It would seem obvious why seizures should be treated; that is, not to have them. There are a lot of other issues which mandate treatment of seizures. People with seizures don’t live as long. The most extreme example of this is Sudden Unexplained Death of Epilepsy (think of John Travolta’s tragic loss of his son). A person with epilepsy is forty-two times more likely to die suddenly of unexplained causes than a person without it. There is increased risk of cognitive impairment: epileptics often don’t finish school, often do not marry, and many have difficulty finding employment. Depression and suicidality are greatly increased in epilepsy.
The good news is that there are excellent treatments for seizures. First-line drugs that have been around for a long time are Phenobarbital, valproic acid, and carbamazepine, though these can have side effects like sleepiness which may make them less desirable. There are at least nine new “second generation antiepilepsy drugs (AED’s) which have become available since 1993. These often work as single agents, though sometimes they have to be combined. They have to be carefully chosen and tailored to the seizure patient based on other drugs taken and the condition of the liver and bone marrow. Blood levels of the drugs sometimes require careful monitoring. Some of these newer drugs include gabapentin, lamotrigine, and topiramate.
Here’s the downside, though. In up to one-third of cases, the drugs simply do not bring complete control. It used to be that people were walking around for years and years on three or four drugs which were not working. Current thinking now is that if three drugs have been given in sufficient doses over a sufficient length of treatment, it’s time to refer for epilepsy surgery evaluation. This type of treatment is bringing complete control in over 80% of those treated, and over half of those referred are surgical candidates. The numbers are that there are a hundred-thousand people out there right now who would benefit from surgery.
So, in conclusion, epilepsy or seizure disorder, affects over two and a half million Americans. There are excellent drug treatments available after the diagnosis has been established. Drug treatment is demanding and exacting, and is probably best managed by physicians who deal in seizures all the time. If there is a situation where drug therapy is proven to be ineffective, referral to an epilepsy surgery center is warranted.
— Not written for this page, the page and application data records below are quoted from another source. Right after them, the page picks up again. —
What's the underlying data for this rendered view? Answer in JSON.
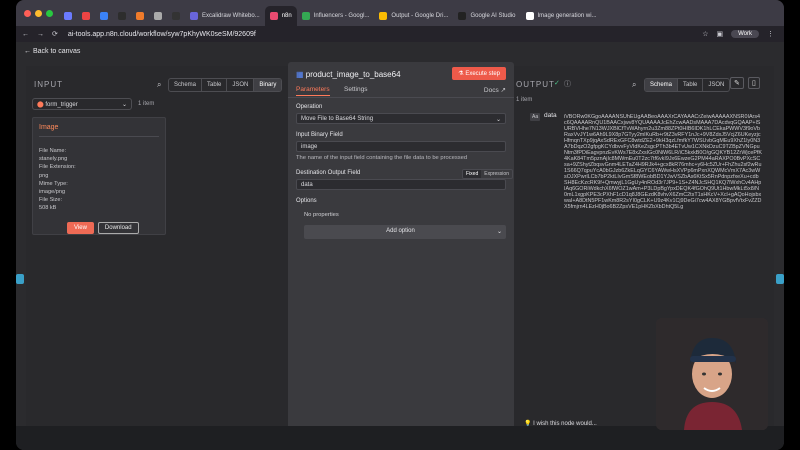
{
  "browser": {
    "tabs": [
      {
        "label": "",
        "color": "#6b7bff"
      },
      {
        "label": "",
        "color": "#e44"
      },
      {
        "label": "",
        "color": "#3b82f6"
      },
      {
        "label": "",
        "color": "#2d2d2d"
      },
      {
        "label": "",
        "color": "#f07b2b"
      },
      {
        "label": "",
        "color": "#aaa"
      },
      {
        "label": "",
        "color": "#333"
      },
      {
        "label": "Excalidraw Whitebo...",
        "color": "#6965db"
      },
      {
        "label": "n8n",
        "color": "#ea4b71"
      },
      {
        "label": "Influencers - Googl...",
        "color": "#34a853"
      },
      {
        "label": "Output - Google Dri...",
        "color": "#fbbc04"
      },
      {
        "label": "Google AI Studio",
        "color": "#222"
      },
      {
        "label": "Image generation wi...",
        "color": "#fff"
      }
    ],
    "url": "ai-tools.app.n8n.cloud/workflow/syw7pKhyWK0seSM/92609f",
    "profile": "Work"
  },
  "app": {
    "back": "Back to canvas",
    "input": {
      "title": "INPUT",
      "views": [
        "Schema",
        "Table",
        "JSON",
        "Binary"
      ],
      "active_view": "Binary",
      "trigger": "form_trigger",
      "items": "1 item",
      "card": {
        "title": "Image",
        "file_name_label": "File Name:",
        "file_name": "stanely.png",
        "ext_label": "File Extension:",
        "ext": "png",
        "mime_label": "Mime Type:",
        "mime": "image/png",
        "size_label": "File Size:",
        "size": "508 kB",
        "view": "View",
        "download": "Download"
      }
    },
    "node": {
      "title": "product_image_to_base64",
      "execute": "Execute step",
      "tabs": [
        "Parameters",
        "Settings"
      ],
      "docs": "Docs",
      "operation_label": "Operation",
      "operation": "Move File to Base64 String",
      "binary_label": "Input Binary Field",
      "binary": "image",
      "binary_hint": "The name of the input field containing the file data to be processed",
      "dest_label": "Destination Output Field",
      "fixed": "Fixed",
      "expression": "Expression",
      "dest": "data",
      "options_label": "Options",
      "no_props": "No properties",
      "add_option": "Add option"
    },
    "output": {
      "title": "OUTPUT",
      "views": [
        "Schema",
        "Table",
        "JSON"
      ],
      "active_view": "Schema",
      "items": "1 item",
      "field": "data",
      "value": "iVBORw0KGgoAAAANSUhEUgAABeoAAAXrCAYAAACrZeiwAAAAAXNSR0IArs4c6QAAAARnQU1BAACxjwv8YQUAAAAJcEhZcwAADsMAAA7DAcdvqGQAAP+lSURBVHhe7N13WJXBlCfTvWAhyrn2u3Zm88ZPt0HIB6IDK1hLCEkaPWWV3f9oVbRaxVvJY1w6Ah9L9X8p7GTyy2mlKuRb+r9tZ3vRFY1nJc+9V8ZdxJ5VcjZ6UKeyzjcHfmqnTXp9jqAxSdRExGFC8wtdZE2+9kH3qzLfmfkY7WSUvbGqMEu9XhZ1ly0N3A7bDqzO2gfpgKCYdbvvFyVIdKeZsgcPTh3b4ETvUw1CXNkDzuC9TZBpZVNGpuNtm3fPDiEagvpnzEvKWs7E8xZxsIGc0NiW6LR/iC5kxkB0O/gGQKYB12ZrWjcePfK4KaK84Tm5pznAjIc8MWmEu0T2zc7tf6vkI9Jx6EwzeG2PM44aRAXPO0BvPXcSCsa+9ZShytZbqsvGnm4LETaZ4H9RJk4+gcx8kR76mhc+y6Hc5ZUr+FhZhu2sf2wRu1S66Q7qpuYcA0bGJzb6ZkELqGYC6YAWwHsXVPp6mPxnXQWMcVmX7Ac3wWsOJXPwrlLCb7bP2ktLIvGmSf8WEobBD1YJwVSZbAs6KtSx5RnPdnpzfxeXu+cdbSH8EcKzcRK9f+QmwyjL1GgUy4nROd3r7JP9+1S+Z4NJcSHQ1KQ7lWxhCv4AHpIAq6GORiWdkchX6fWOZ1wAm+P3LDpBgYpxDEQK4fGOhQ9Ut1HbwMkLt5x8/N0mL1xgpKPE3cPXhF1cD1q8J8GEzdK8vhvX6ZmC2tsT1sHKcV+Xcl+gAQoHojsbxwaI+A8DtN5PF1wKm8R2sYI0gCLK+U9z4Kv1Cj9DeGi7cw4AX8YGBpvfVtxFvZZDX5fmjrn4LEzH0jBo6B2ZpsVE1pHKZbXbDhtQ5Lg"
    },
    "note": "I wish this node would..."
  }
}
There are numerous reasons why seizures should be completely managed; most of them centered on longevity and quality of life issues.
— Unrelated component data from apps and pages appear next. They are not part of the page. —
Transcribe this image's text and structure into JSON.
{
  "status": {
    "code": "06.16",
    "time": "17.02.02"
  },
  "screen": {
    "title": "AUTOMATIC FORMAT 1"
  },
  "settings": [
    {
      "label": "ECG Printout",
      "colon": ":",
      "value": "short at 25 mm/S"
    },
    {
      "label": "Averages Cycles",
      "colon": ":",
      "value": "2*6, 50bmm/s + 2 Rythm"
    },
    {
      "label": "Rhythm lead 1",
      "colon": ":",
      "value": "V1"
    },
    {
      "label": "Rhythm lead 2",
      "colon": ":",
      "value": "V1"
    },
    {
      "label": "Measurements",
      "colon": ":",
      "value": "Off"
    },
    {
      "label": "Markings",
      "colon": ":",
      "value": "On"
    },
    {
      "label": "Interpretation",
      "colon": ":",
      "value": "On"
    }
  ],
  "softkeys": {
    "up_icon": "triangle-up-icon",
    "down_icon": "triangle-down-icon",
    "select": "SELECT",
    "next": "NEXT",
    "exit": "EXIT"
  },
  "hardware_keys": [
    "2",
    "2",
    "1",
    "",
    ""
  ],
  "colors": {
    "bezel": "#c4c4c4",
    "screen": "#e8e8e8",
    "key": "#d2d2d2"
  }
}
John Drew Laurusonis M.D
Doctors Medical Center
Source by John Laurusonis, MD